Perspectives of nontraditional students: Yusef Shakur
If you had to work full-time and care for a family member while being a married or single college student, what would your life look like? As part of a series on nontraditional students this semester, College of Education, Health, and Human Services student Robin Morris-Wilson investigates what it means to be a nontraditional student at University of Michigan-Dearborn through a student narrative lens.
At 43, Yusef Bunchy Shakur is a successful author, neighborhood organizer and activist, social entrepreneur and educator who is making a difference locally and nationally. He has spoken at Harvard University, Stanford University and other respected institutions of higher education and community organizations. And his community work and life story have been featured in local and national media.
In December 2017, Shakur will graduate from University of Michigan-Dearborn with a bachelor’s degree in liberal studies with a concentration in African American studies, psychology and sociology. And while he has experienced incredible personal and academic success, Shakur’s path to success was not always straight.
“Growing up in Detroit, I did not find school appealing. I never graduated from anything. I was just pushed through,” Shakur said. He said he co-founded the gang Zone 8 in Detroit at the age of 13. He was expelled from Detroit Public Schools for his gang involvement.
At 19, he was convicted and sentenced to serve five to 15 years in prison for a crime he said he did not commit. It was in prison where he first met his father, who was also incarcerated. But it was in prison where he said his thirst for knowledge flourished. “I developed a relationship with my father and I learned from him the lessons of redemption, transformation and the importance of valuing knowledge and education. I grew an undying love for books,” Shakur said.

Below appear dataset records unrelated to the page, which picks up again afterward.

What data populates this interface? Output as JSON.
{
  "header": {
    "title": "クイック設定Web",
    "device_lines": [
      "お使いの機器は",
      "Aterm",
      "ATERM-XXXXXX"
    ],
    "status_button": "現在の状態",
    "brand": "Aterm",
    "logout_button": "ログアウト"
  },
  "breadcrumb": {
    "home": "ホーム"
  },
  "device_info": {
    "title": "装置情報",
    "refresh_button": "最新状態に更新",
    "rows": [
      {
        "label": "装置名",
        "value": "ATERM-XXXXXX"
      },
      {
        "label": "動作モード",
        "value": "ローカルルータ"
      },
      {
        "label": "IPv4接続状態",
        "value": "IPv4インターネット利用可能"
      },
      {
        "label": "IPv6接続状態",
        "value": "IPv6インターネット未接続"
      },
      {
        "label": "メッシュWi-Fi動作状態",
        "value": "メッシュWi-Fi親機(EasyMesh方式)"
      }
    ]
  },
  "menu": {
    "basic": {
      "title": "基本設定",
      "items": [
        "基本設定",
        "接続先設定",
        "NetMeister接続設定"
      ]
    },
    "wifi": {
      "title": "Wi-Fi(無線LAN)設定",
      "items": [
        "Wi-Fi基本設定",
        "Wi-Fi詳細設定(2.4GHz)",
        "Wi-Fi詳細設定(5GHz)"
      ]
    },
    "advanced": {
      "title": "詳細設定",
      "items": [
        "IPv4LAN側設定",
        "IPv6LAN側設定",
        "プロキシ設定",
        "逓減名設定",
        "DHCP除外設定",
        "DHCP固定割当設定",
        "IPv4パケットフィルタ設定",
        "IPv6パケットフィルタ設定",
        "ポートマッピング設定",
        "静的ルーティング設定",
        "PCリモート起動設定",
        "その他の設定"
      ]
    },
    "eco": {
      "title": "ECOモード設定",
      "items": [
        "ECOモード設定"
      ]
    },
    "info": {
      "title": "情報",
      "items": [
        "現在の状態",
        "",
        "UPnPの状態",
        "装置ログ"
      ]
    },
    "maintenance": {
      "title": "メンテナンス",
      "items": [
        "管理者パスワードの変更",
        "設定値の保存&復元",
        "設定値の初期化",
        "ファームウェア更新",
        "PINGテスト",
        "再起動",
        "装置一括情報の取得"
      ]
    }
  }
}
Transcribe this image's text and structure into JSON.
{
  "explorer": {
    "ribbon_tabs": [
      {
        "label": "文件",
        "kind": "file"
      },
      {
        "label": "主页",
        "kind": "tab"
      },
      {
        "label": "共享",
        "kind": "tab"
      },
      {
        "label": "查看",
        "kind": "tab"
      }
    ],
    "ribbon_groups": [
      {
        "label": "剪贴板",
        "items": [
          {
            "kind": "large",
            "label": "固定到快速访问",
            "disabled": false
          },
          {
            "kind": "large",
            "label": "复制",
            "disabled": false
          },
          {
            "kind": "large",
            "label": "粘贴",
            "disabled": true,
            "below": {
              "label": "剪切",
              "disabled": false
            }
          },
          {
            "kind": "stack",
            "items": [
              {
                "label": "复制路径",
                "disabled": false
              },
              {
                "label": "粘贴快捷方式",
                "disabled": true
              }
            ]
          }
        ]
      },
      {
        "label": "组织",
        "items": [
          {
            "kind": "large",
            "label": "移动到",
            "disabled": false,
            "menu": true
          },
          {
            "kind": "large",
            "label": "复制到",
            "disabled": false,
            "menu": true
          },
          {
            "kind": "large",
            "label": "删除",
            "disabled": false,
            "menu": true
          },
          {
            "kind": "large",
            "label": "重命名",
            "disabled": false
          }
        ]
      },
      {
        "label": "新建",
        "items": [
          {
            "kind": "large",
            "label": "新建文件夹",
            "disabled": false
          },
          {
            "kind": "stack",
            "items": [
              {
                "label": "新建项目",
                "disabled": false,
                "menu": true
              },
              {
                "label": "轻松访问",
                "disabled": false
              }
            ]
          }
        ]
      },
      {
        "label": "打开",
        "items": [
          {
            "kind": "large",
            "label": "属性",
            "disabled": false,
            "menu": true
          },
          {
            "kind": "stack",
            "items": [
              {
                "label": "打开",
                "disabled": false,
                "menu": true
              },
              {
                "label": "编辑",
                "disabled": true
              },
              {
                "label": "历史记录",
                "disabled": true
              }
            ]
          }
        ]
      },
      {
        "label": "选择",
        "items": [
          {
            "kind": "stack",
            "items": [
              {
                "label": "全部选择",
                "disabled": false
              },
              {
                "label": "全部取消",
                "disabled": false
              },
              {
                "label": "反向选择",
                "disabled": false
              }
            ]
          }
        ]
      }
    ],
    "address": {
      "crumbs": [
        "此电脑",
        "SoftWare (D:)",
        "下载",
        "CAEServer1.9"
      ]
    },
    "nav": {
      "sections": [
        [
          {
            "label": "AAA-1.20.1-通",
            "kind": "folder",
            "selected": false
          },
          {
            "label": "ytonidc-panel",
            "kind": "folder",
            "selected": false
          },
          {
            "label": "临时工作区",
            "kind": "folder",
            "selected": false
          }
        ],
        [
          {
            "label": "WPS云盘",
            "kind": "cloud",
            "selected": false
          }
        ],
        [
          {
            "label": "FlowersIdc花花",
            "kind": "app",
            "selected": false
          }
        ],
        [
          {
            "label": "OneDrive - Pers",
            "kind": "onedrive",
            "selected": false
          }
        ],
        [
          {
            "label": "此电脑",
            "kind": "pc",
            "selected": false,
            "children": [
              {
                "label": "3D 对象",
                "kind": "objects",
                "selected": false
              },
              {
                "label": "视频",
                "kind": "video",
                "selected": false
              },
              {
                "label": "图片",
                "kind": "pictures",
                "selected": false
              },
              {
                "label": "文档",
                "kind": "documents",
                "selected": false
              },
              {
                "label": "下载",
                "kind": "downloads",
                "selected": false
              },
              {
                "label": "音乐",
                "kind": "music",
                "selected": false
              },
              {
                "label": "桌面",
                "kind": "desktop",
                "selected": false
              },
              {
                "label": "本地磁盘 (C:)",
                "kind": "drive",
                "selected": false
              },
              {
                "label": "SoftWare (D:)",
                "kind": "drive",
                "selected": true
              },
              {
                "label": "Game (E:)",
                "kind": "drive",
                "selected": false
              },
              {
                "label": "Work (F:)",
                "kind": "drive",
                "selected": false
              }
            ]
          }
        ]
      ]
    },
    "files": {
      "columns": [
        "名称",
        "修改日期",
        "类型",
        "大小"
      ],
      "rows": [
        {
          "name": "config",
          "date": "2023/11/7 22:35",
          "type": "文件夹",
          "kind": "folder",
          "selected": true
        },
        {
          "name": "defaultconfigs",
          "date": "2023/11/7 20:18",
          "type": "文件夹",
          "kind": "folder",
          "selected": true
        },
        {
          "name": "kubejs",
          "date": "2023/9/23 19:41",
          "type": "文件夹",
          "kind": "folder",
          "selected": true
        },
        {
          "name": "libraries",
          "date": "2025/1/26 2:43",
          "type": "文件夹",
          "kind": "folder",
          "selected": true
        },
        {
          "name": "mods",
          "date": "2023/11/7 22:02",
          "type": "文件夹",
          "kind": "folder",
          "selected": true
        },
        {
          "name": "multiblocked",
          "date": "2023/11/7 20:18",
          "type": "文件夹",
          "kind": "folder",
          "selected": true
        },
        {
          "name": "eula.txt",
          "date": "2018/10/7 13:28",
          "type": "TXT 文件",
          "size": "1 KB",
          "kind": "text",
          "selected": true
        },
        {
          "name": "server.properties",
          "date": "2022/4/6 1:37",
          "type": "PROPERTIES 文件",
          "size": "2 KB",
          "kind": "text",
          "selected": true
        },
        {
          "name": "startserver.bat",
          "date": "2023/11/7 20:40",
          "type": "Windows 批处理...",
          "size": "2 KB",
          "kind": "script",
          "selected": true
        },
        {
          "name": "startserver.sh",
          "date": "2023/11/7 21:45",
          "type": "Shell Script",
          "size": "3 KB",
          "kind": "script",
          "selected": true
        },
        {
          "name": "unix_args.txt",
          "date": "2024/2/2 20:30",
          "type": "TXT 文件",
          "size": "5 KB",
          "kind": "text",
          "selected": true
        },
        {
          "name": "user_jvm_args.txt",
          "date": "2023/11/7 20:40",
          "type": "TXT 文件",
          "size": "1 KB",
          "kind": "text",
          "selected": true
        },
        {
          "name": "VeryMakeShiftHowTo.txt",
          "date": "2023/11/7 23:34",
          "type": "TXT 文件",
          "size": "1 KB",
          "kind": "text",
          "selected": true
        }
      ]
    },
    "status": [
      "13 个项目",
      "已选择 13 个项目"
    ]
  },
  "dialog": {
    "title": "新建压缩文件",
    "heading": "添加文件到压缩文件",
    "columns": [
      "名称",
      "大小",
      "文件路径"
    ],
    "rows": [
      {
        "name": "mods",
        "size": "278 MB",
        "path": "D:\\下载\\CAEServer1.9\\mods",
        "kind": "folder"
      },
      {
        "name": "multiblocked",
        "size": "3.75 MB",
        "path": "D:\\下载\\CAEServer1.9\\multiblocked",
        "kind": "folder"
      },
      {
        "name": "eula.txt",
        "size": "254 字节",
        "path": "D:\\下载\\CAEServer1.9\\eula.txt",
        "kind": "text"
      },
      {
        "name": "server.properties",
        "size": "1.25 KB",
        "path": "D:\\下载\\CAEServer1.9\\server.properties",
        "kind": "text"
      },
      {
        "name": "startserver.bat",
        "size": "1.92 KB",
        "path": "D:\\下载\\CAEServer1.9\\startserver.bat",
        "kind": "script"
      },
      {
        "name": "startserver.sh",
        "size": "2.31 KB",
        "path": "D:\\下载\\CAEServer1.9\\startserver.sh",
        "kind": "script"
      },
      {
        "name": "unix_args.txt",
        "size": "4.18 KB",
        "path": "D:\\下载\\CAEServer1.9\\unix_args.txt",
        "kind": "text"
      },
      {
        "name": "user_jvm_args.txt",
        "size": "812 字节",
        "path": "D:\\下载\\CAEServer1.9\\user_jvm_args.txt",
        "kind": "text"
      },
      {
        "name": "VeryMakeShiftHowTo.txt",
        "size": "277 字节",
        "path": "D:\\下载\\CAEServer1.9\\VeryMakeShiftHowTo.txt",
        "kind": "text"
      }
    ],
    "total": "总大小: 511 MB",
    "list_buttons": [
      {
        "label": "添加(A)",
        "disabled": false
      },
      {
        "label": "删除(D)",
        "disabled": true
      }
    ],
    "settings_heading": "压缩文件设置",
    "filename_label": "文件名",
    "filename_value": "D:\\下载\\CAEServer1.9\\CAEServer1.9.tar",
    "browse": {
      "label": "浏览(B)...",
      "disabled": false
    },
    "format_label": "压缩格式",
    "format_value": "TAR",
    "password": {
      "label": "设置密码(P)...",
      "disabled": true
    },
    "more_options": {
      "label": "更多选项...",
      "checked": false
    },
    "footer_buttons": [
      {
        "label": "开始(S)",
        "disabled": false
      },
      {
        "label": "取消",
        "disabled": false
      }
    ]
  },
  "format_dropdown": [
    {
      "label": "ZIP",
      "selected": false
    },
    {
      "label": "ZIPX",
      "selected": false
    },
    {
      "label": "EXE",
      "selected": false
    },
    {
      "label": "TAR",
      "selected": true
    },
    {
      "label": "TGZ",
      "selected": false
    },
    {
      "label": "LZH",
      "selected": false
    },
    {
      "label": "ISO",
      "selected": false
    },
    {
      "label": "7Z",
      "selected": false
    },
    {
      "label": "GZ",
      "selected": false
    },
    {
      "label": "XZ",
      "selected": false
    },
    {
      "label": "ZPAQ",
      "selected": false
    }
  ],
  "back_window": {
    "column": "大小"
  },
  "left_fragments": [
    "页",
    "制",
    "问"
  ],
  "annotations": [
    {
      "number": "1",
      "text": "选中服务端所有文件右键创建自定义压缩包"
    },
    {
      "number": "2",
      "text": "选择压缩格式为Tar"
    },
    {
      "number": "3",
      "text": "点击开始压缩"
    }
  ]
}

Shakur said his love for books led him back to school. In January of 2001, he was released from prison. And in 2005, he enrolled at Wayne County Community College, where he earned an associate degree in liberal arts. “After graduating, I desperately wanted to continue my education,” Shakur said.
He started taking college courses at different universities to earn credits toward a bachelor’s degree. However, he said he did not care for the learning environments, adding “I felt out of place and ultimately dropped out.”
Next, he did something that most people would not think to do. In 2008, Shakur self-published a memoir The Window 2 My Soul, which has been adapted to be used as a curriculum guide at different universities. Since then, he has authored other books that include: My Soul Looks Back, the sequel to his first memoir; Scribes of Redemption, a collection of letters and lessons from his father; and Redemptive Soul: The Yusef Bunchy Shakur Reader.
In 2009, Shakur co-founded the Urban Network in his neighborhood, which operated as a bookstore and community center providing literacy classes, digital training and a platform for local and national speakers and authors. The organization was forced to close four years later.
Additionally, for the past 10 years, he has organized the annual Restoring the Neighbor Back To the Hood Backpack Giveaway at his mother’s house, which has provided more than 5,000 Detroit children with backpacks and school supplies.
Shakur said his community work afforded him the opportunity to meet UM-Dearborn Professor Liz Rohan, who told him about the university’s SOAR program, which provides a wide range of support for nontraditionally aged individuals experiencing socioeconomic challenges who wish to begin or resume their post-secondary education.
At the professor’s advisement, Shakur attended SOAR’s On the Move Workshop in the spring of 2014. Following the workshop, he scheduled a meeting with SOAR Director Ellen Judge-Gonzalez.
He said the SOAR program aided him in identifying resources to help him move closer to his goal of earning his bachelor’s degree. “I felt at home here because of the SOAR program,” Shakur said. “The SOAR program never abandoned me, it helped me navigate the rough waters when I felt like I was drowning."
Shakur said when he is not in classes or meeting with professors, he is focused on his work in the community. “I am always in the trenches. So, I find myself doing the ugly work of breaking up fights, helping get resources to those who are surviving in desperate circumstances, or providing counsel to guys who are ready to strike revenge on somebody. I encourage them to take the high road,” he said.
He also frequently accepts invitations to speak at local and national community organizations, churches and universities. Additionally, he organizes and manages different neighborhood events. He also constantly fundraises to support work in transforming an abandon house into a community center in his neighborhood.
“It means a lot to be a UM-Dearborn student because of how the world tries to write off nontraditional students,” Shakur said. “We are contributing to the social force of dismantling the stereotypes that are associated with nontraditional students.”
In the future, Shakur plans to use his UM-Dearborn degree to complement his existing accomplishments. “I will use it as a stepping stone to work toward obtaining my master’s degree and Ph.D.,” Shakur said. “Obtaining a UM-Dearborn degree is personal because it is a goal that I set out to accomplish. When I graduate, I hope to inspire others to pursue their education despite roadblocks. Education makes us powerful. Without it, we remain powerless.”